While you've got your masking tape out, why not create your balance beam? We all know kids love walking in straight lines. Put on some music, and one at a time the children can take their turn walking. Make the game harder by having the children walk balance or backwards with one foot on the line.

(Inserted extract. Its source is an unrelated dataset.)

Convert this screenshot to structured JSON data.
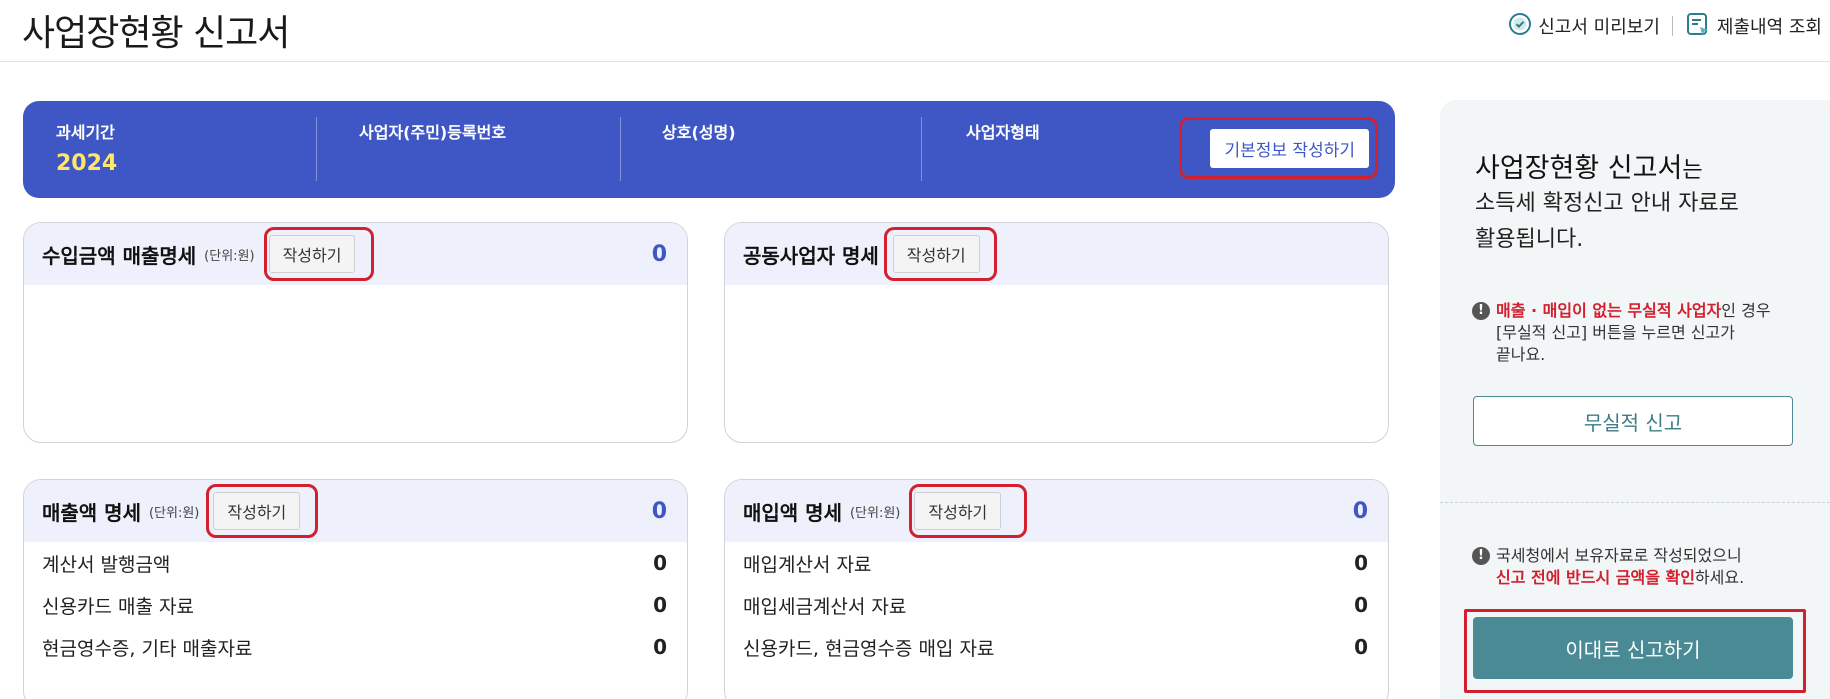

Select some of your kids' tunes and turn up the volume. Ask them to dance until the music stops. They have to freeze in whatever position they find themselves in -- even when they have one leg up when it does. To make the game more challenging, ask the children to freeze in particular presents: animals, shapes, letters or even yoga postures. Toddlers in particular love this game. You can even use your doorbell camera to play stop and go because it has a microphone and video recording. This game will have everyone giggling. Ask the kids to sit on the floor in a circle. When the music stops, the player leaves the ring. Among Colla games for grandchildren and her preschoolers is sure to delight little ones and educate. Take out several items. Have the children take them away, and look at all the things. Ask one child to hide their eyes as you pick up an item and listen and make sounds with it. Ask the child. This indoor game is ideal for larger groups -- a sleepover favourite. Divide the kids up into groups. Give each group a bag filled with props, like toy jewelry, a spoon, a sock, ball or ribbon. Then give them 15 minutes to construct a skit. This game is so much fun that it doesn't need to be competitive. If the children want they all could vote on a skit that is winning.